Sunday, October 4, 2009

How To Use Nia for Self Healing

Any time you come to a Nia class, you have the opportunity to heal yourself. In Nia we are very aware of the power of Attention. So, we make a conscious choice to pay attention to our own self-healing, and that's what makes Nia such a profound form of therapy as well as fitness.

By the way, when I say "healing" I'm referring to any act of consciously making yourself feel better. Healing could stimulate or relax you physically, mentally and/or energetically, strengthen your muscles, increase your flexibility, reduce or remove your aches and pains ...etc. As long you feel better after you do the movement, you have self-healed. Scratching an itch is a simple example of an act of self-healing. So is rubbing your cold hands together until they are warm. Some other examples could be squatting down deeply enough to stretch that tight hip muscle, or throwing your arms open, looking up to the sky and taking a big deep breath of fresh air. The carefully composed movements of a Nia class are designed to use all of your muscles, lubricate all of your joints and access heightened sensations of pleasure so, if you choose to, you get a chance to self-heal all of those body parts during the class.

Nia classes have a Focus and an Intent for every class. It's different each time. The teacher will announce what the Focus and Intent of the class are during the first five minutes. For example, I started class this morning by saying "Today we're going to focus on moving with PLAYFULNESS as a way to tap into our creative selves so that we can MAKE SOMETHING HAPPEN in the choreography that wasn't planned." Playfulness was the Focus, and Making Something Happen was the Intent.

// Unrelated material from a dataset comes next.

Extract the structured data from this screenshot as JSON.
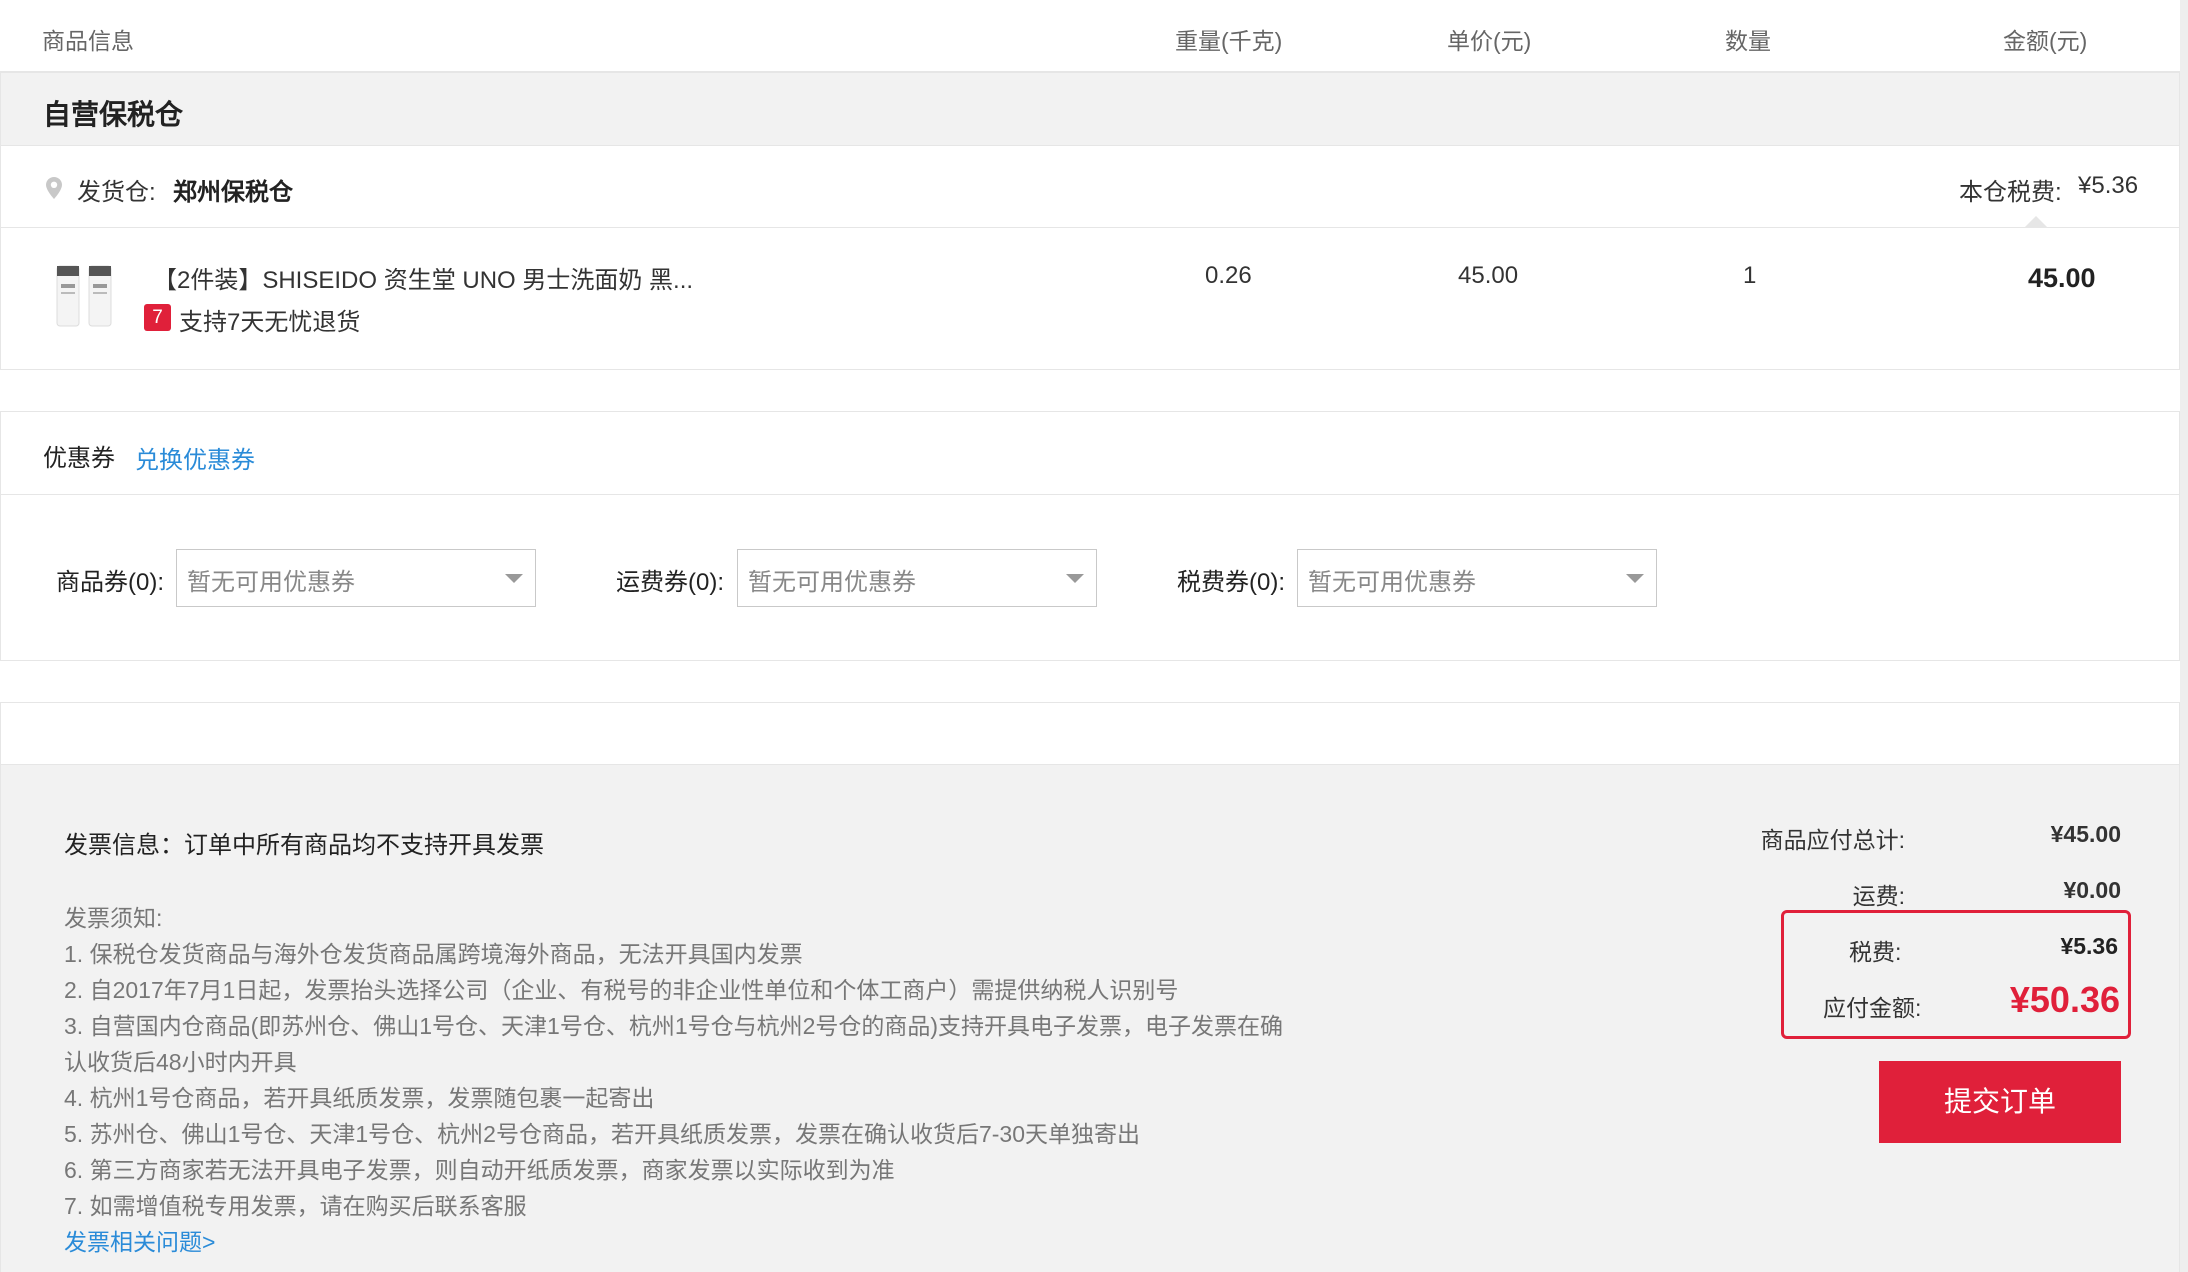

However, there may come a time when you arrive to Nia class with a particular need and are looking forward to the opportunity to self-heal it but the teacher sets seemingly contradictory Focus and Intent. For example, what would you do if you need nurturing and the Focus of the class was using Tai Kwon Do vocalizations to stimulate diaphragmatic breathing and abdominal support?

In order to harness and apply this innate ability to self-heal you always start with yourself. In any class, you infuse whatever you're doing with an awareness that you are self-healing and you measure it by witnessing and sensing pleasure. Then, you layer the Focus and Intent of the class upon that. So our hypothetical student above would be focused on the pleasure of nurturing herself while making Tai Kwon Do vocalizations and witnessing the self-healing of her abdominal muscles through diaphragmatic breathing. She could fully participate in the class and get exactly what the teacher was bringing that day and still get exactly what she needed for her own self-healing at the same time.

After a while, the act of self-healing becomes more and more habitual. Once you get to a state of health, it is easy to recognize it as normal and to maintain it.

Until it becomes second-nature, please ask your Nia teacher for assistance in ways you can tailor your workouts to suit your personal needs.

Injury Update

October marks ten months since that fateful day I went too far in the gym and injured my shoulder. I rarely feel pain anymore. It's been about four months since any of the pain was present. Although, after a particularly vigorous workout, I do experience some pain in a similar pattern as the progression of the first time: the insidious ache that starts in the middle back near the inner edge of the scapula and moves deeper in towards the head of the humerus and finally becomes a spasm in the belly of the pec minor. But that only lasts for a few days at a time.

I've regained a lot of my symmetry and my shape, but I'm still a bit asymmetrical as you can see
in the photo. My right shoulder, arm and chest are slightly smaller than the left. It takes a discerning eye to see, though, because it's much better than how I was in June. Click here to see Before Injury pictures and how I looked in June and then compare to how I am now. This shot was taken in September 2009:

During my down time, I have doing lots of research on injury recovery, of course, but also on smart and efficient forms of exercise with low risk of injury. It was also important to me that the exercise was very integrated. That is that it shouldn't be bicycling, for example, because of the heavy emphasis on the lower body.

So what I've decided to do is a body-weight strength building program based on combining yoga and calisthenics with the concept of high intensity interval training.
My goal is to:
A) maintain and improve my current flexibility
B) build muscle and
C) lose fat.

So I am:
A) using a four day cycle of intensity progressing from recovery to high intensity.
B) progressively taxing the muscles by altering the body weight exercise as I get stronger. (e.g. going from two-legged squats to squat jumps and then to one-legged squats.)
C) working in bursts of high intensity for 30 to 60 seconds at a time with rest intervals, for up to twenty minutes total (plus warmup time)

My goal is that at the end of this month, after doing this for 28 days, I will be leaner and have more muscle definition, more balance and symmetry and will be able to move more freely and completely free of pain.
I'll post my results in November.
Stay tuned.